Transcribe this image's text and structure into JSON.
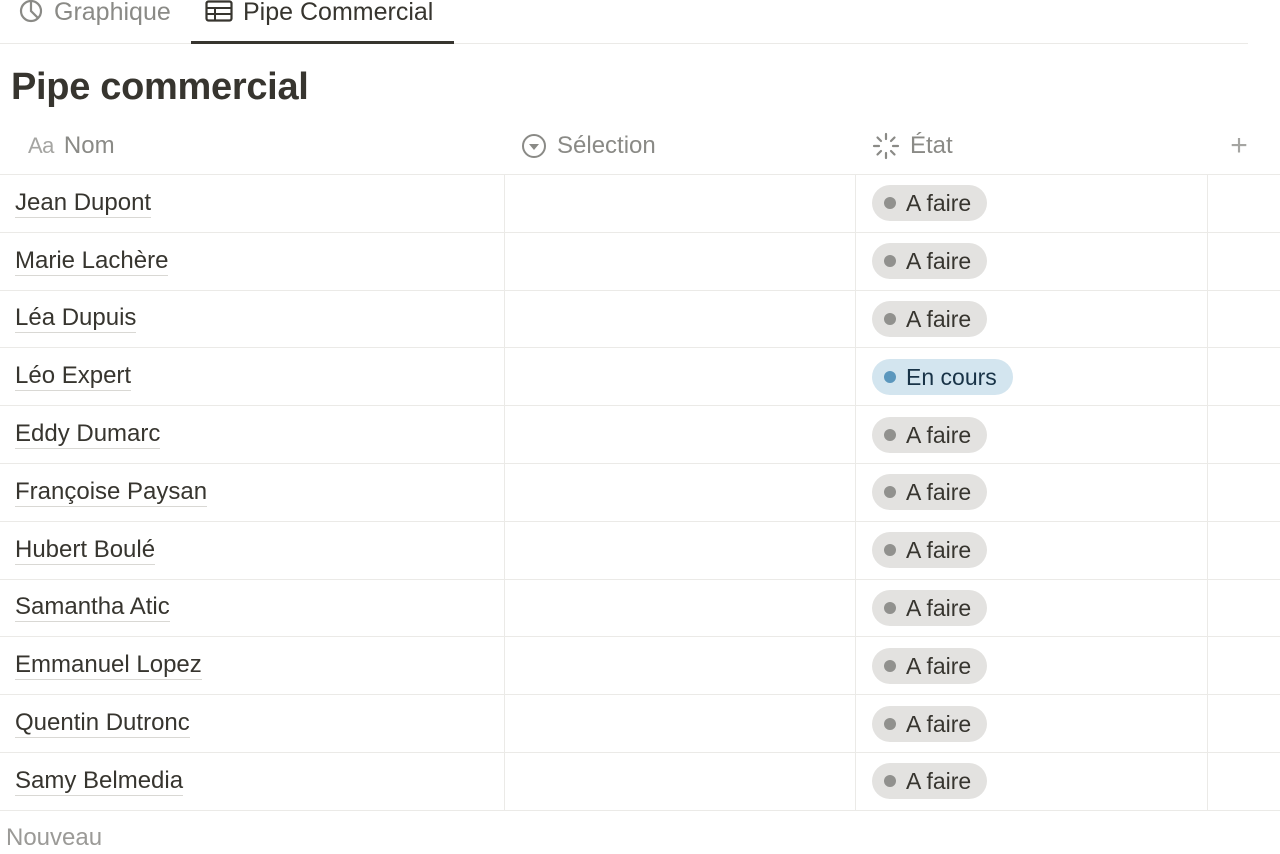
{
  "tabs": [
    {
      "label": "Graphique",
      "icon": "pie-chart-icon",
      "active": false
    },
    {
      "label": "Pipe Commercial",
      "icon": "table-icon",
      "active": true
    }
  ],
  "page": {
    "title": "Pipe commercial"
  },
  "columns": {
    "nom": {
      "label": "Nom",
      "icon_text": "Aa"
    },
    "selection": {
      "label": "Sélection",
      "icon": "select-icon"
    },
    "etat": {
      "label": "État",
      "icon": "status-icon"
    },
    "add": "+"
  },
  "rows": [
    {
      "nom": "Jean Dupont",
      "etat": "A faire",
      "tone": "gray"
    },
    {
      "nom": "Marie Lachère",
      "etat": "A faire",
      "tone": "gray"
    },
    {
      "nom": "Léa Dupuis",
      "etat": "A faire",
      "tone": "gray"
    },
    {
      "nom": "Léo Expert",
      "etat": "En cours",
      "tone": "blue"
    },
    {
      "nom": "Eddy Dumarc",
      "etat": "A faire",
      "tone": "gray"
    },
    {
      "nom": "Françoise Paysan",
      "etat": "A faire",
      "tone": "gray"
    },
    {
      "nom": "Hubert Boulé",
      "etat": "A faire",
      "tone": "gray"
    },
    {
      "nom": "Samantha Atic",
      "etat": "A faire",
      "tone": "gray"
    },
    {
      "nom": "Emmanuel Lopez",
      "etat": "A faire",
      "tone": "gray"
    },
    {
      "nom": "Quentin Dutronc",
      "etat": "A faire",
      "tone": "gray"
    },
    {
      "nom": "Samy Belmedia",
      "etat": "A faire",
      "tone": "gray"
    }
  ],
  "new_row_label": "Nouveau",
  "colors": {
    "gray_pill": "#e3e2e0",
    "blue_pill": "#d3e5ef",
    "blue_dot": "#5b97bd",
    "gray_dot": "#91918e"
  }
}
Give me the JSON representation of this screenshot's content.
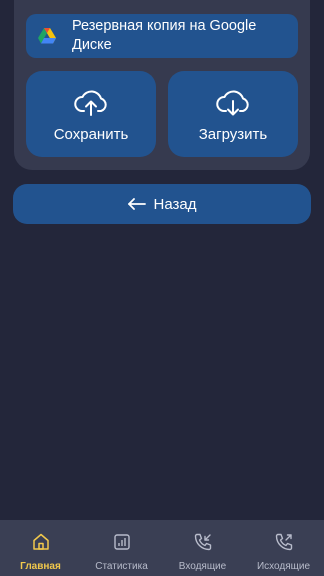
{
  "backup": {
    "drive_label": "Резервная копия на Google Диске",
    "save_label": "Сохранить",
    "load_label": "Загрузить"
  },
  "back_label": "Назад",
  "nav": {
    "items": [
      {
        "label": "Главная",
        "icon": "home-icon",
        "active": true
      },
      {
        "label": "Статистика",
        "icon": "stats-icon",
        "active": false
      },
      {
        "label": "Входящие",
        "icon": "incoming-call-icon",
        "active": false
      },
      {
        "label": "Исходящие",
        "icon": "outgoing-call-icon",
        "active": false
      }
    ]
  },
  "colors": {
    "background": "#23263a",
    "card": "#363a4f",
    "button": "#22538f",
    "nav_bar": "#3a3f54",
    "active": "#f2c94c"
  }
}
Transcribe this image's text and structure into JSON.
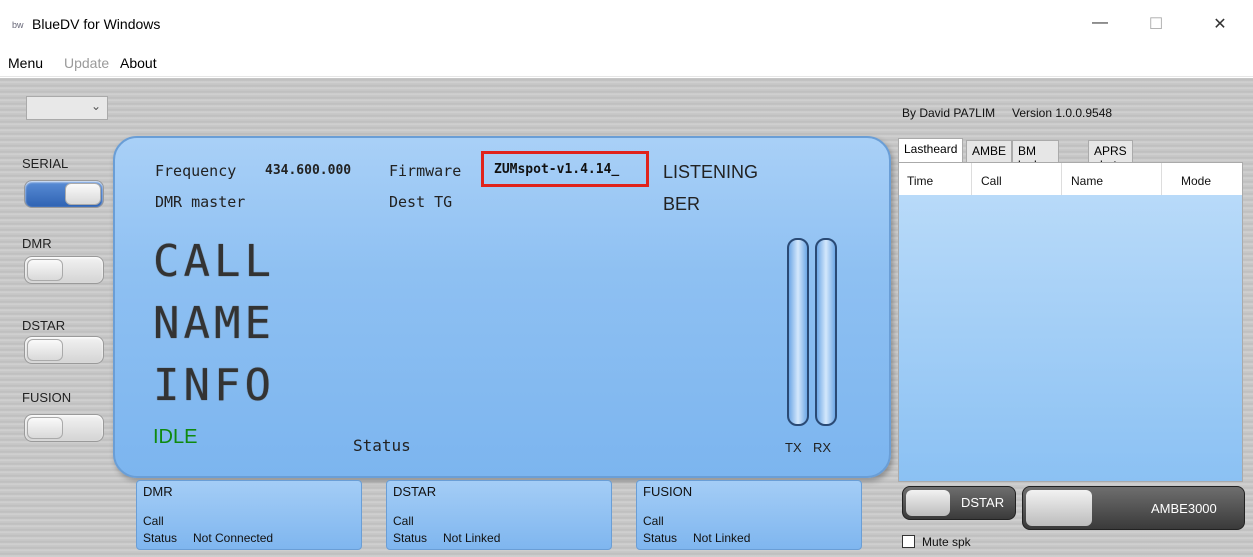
{
  "window": {
    "title": "BlueDV for Windows",
    "app_icon_text": "bw",
    "minimize": "—",
    "maximize": "☐",
    "close": "✕"
  },
  "menu": {
    "items": [
      "Menu",
      "Update",
      "About"
    ]
  },
  "left_controls": {
    "combo_value": "",
    "modes": [
      {
        "label": "SERIAL",
        "state": "on"
      },
      {
        "label": "DMR",
        "state": "off"
      },
      {
        "label": "DSTAR",
        "state": "off"
      },
      {
        "label": "FUSION",
        "state": "off"
      }
    ]
  },
  "display": {
    "frequency_label": "Frequency",
    "frequency_value": "434.600.000",
    "firmware_label": "Firmware",
    "firmware_value": "ZUMspot-v1.4.14_",
    "listening": "LISTENING",
    "dmr_master": "DMR master",
    "dest_tg": "Dest TG",
    "ber": "BER",
    "call": "CALL",
    "name": "NAME",
    "info": "INFO",
    "idle": "IDLE",
    "status": "Status",
    "tx": "TX",
    "rx": "RX"
  },
  "mini_panels": [
    {
      "title": "DMR",
      "call": "Call",
      "status_label": "Status",
      "status_value": "Not Connected"
    },
    {
      "title": "DSTAR",
      "call": "Call",
      "status_label": "Status",
      "status_value": "Not Linked"
    },
    {
      "title": "FUSION",
      "call": "Call",
      "status_label": "Status",
      "status_value": "Not Linked"
    }
  ],
  "right": {
    "byline": "By David PA7LIM",
    "version": "Version 1.0.0.9548",
    "tabs": [
      "Lastheard",
      "AMBE",
      "BM lookup",
      "APRS chat"
    ],
    "active_tab": "Lastheard",
    "columns": [
      "Time",
      "Call",
      "Name",
      "Mode"
    ],
    "dstar_button": "DSTAR",
    "ambe_button": "AMBE3000",
    "mute_label": "Mute spk",
    "mute_checked": false
  },
  "colors": {
    "panel_blue": "#8ec0f2",
    "firmware_highlight": "#e0231b",
    "idle_green": "#0e8a0e",
    "toggle_on": "#3a6fc0"
  }
}
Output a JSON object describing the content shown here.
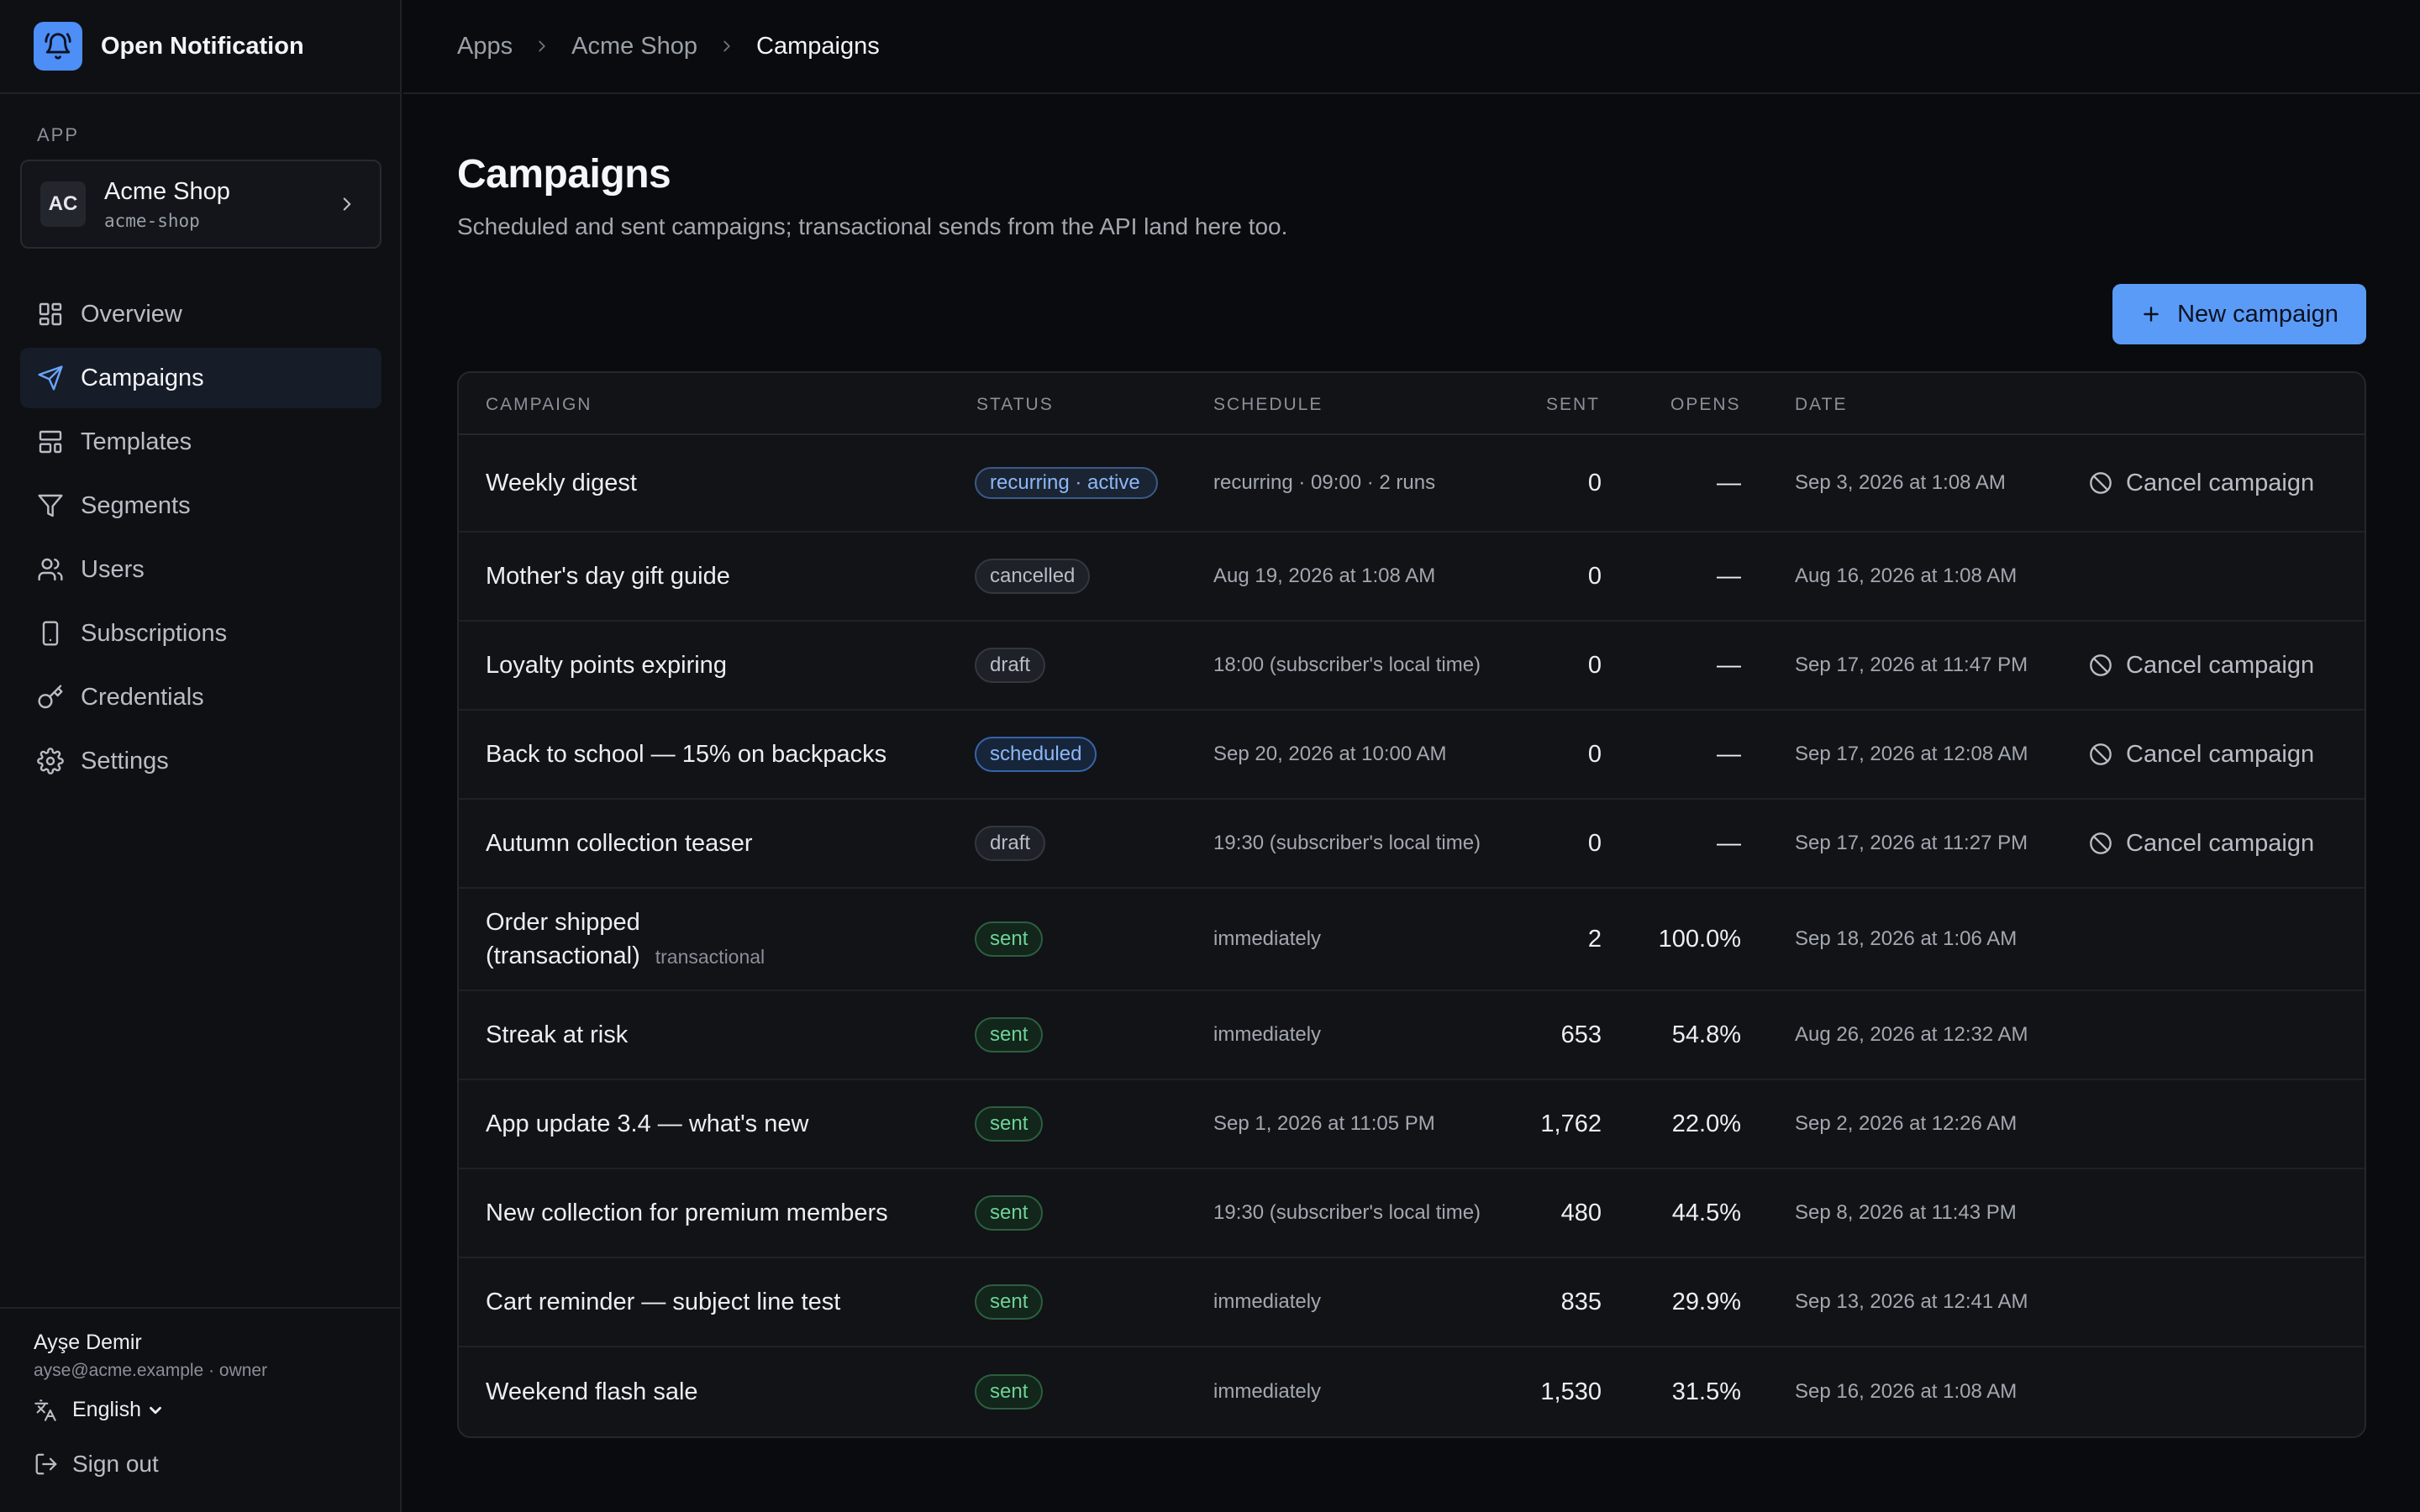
{
  "brand": {
    "name": "Open Notification"
  },
  "sidebar": {
    "section_label": "APP",
    "app": {
      "initials": "AC",
      "name": "Acme Shop",
      "slug": "acme-shop"
    },
    "nav": [
      {
        "label": "Overview",
        "icon": "grid-icon",
        "active": false
      },
      {
        "label": "Campaigns",
        "icon": "send-icon",
        "active": true
      },
      {
        "label": "Templates",
        "icon": "layout-template-icon",
        "active": false
      },
      {
        "label": "Segments",
        "icon": "filter-icon",
        "active": false
      },
      {
        "label": "Users",
        "icon": "users-icon",
        "active": false
      },
      {
        "label": "Subscriptions",
        "icon": "smartphone-icon",
        "active": false
      },
      {
        "label": "Credentials",
        "icon": "key-icon",
        "active": false
      },
      {
        "label": "Settings",
        "icon": "gear-icon",
        "active": false
      }
    ],
    "user": {
      "name": "Ayşe Demir",
      "meta": "ayse@acme.example · owner"
    },
    "language": "English",
    "sign_out": "Sign out"
  },
  "breadcrumb": {
    "items": [
      "Apps",
      "Acme Shop",
      "Campaigns"
    ]
  },
  "page": {
    "title": "Campaigns",
    "subtitle": "Scheduled and sent campaigns; transactional sends from the API land here too.",
    "new_button": "New campaign"
  },
  "table": {
    "headers": {
      "campaign": "CAMPAIGN",
      "status": "STATUS",
      "schedule": "SCHEDULE",
      "sent": "SENT",
      "opens": "OPENS",
      "date": "DATE"
    },
    "action_label": "Cancel campaign",
    "rows": [
      {
        "name": "Weekly digest",
        "tag": "",
        "status": "recurring · active",
        "status_kind": "recurring",
        "schedule": "recurring · 09:00 · 2 runs",
        "sent": "0",
        "opens": "—",
        "date": "Sep 3, 2026 at 1:08 AM",
        "cancel": true
      },
      {
        "name": "Mother's day gift guide",
        "tag": "",
        "status": "cancelled",
        "status_kind": "cancelled",
        "schedule": "Aug 19, 2026 at 1:08 AM",
        "sent": "0",
        "opens": "—",
        "date": "Aug 16, 2026 at 1:08 AM",
        "cancel": false
      },
      {
        "name": "Loyalty points expiring",
        "tag": "",
        "status": "draft",
        "status_kind": "draft",
        "schedule": "18:00 (subscriber's local time)",
        "sent": "0",
        "opens": "—",
        "date": "Sep 17, 2026 at 11:47 PM",
        "cancel": true
      },
      {
        "name": "Back to school — 15% on backpacks",
        "tag": "",
        "status": "scheduled",
        "status_kind": "scheduled",
        "schedule": "Sep 20, 2026 at 10:00 AM",
        "sent": "0",
        "opens": "—",
        "date": "Sep 17, 2026 at 12:08 AM",
        "cancel": true
      },
      {
        "name": "Autumn collection teaser",
        "tag": "",
        "status": "draft",
        "status_kind": "draft",
        "schedule": "19:30 (subscriber's local time)",
        "sent": "0",
        "opens": "—",
        "date": "Sep 17, 2026 at 11:27 PM",
        "cancel": true
      },
      {
        "name": "Order shipped (transactional)",
        "tag": "transactional",
        "status": "sent",
        "status_kind": "sent",
        "schedule": "immediately",
        "sent": "2",
        "opens": "100.0%",
        "date": "Sep 18, 2026 at 1:06 AM",
        "cancel": false
      },
      {
        "name": "Streak at risk",
        "tag": "",
        "status": "sent",
        "status_kind": "sent",
        "schedule": "immediately",
        "sent": "653",
        "opens": "54.8%",
        "date": "Aug 26, 2026 at 12:32 AM",
        "cancel": false
      },
      {
        "name": "App update 3.4 — what's new",
        "tag": "",
        "status": "sent",
        "status_kind": "sent",
        "schedule": "Sep 1, 2026 at 11:05 PM",
        "sent": "1,762",
        "opens": "22.0%",
        "date": "Sep 2, 2026 at 12:26 AM",
        "cancel": false
      },
      {
        "name": "New collection for premium members",
        "tag": "",
        "status": "sent",
        "status_kind": "sent",
        "schedule": "19:30 (subscriber's local time)",
        "sent": "480",
        "opens": "44.5%",
        "date": "Sep 8, 2026 at 11:43 PM",
        "cancel": false
      },
      {
        "name": "Cart reminder — subject line test",
        "tag": "",
        "status": "sent",
        "status_kind": "sent",
        "schedule": "immediately",
        "sent": "835",
        "opens": "29.9%",
        "date": "Sep 13, 2026 at 12:41 AM",
        "cancel": false
      },
      {
        "name": "Weekend flash sale",
        "tag": "",
        "status": "sent",
        "status_kind": "sent",
        "schedule": "immediately",
        "sent": "1,530",
        "opens": "31.5%",
        "date": "Sep 16, 2026 at 1:08 AM",
        "cancel": false
      }
    ]
  },
  "colors": {
    "accent": "#5b9bf8",
    "sent": "#6fd398",
    "scheduled": "#8cb8f6"
  }
}
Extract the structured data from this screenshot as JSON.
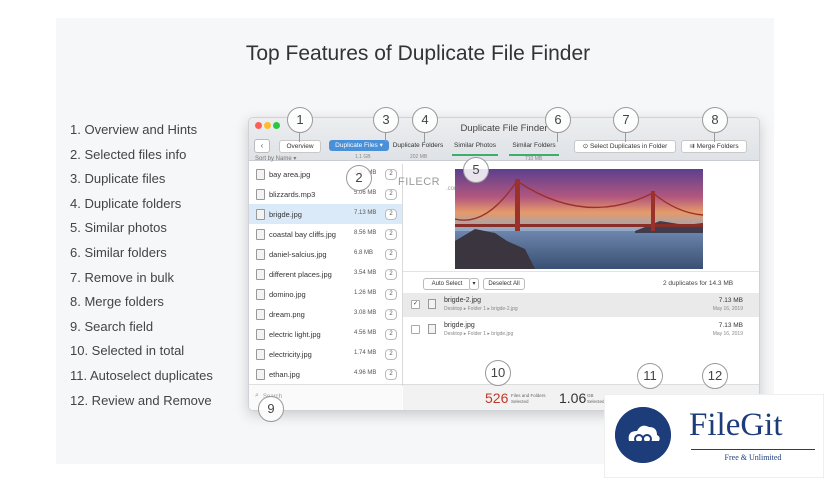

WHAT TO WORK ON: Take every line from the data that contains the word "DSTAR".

TASK RESPONSE:
        "label": "DSTAR",
      "title": "DSTAR",
    "dstar_button": "DSTAR",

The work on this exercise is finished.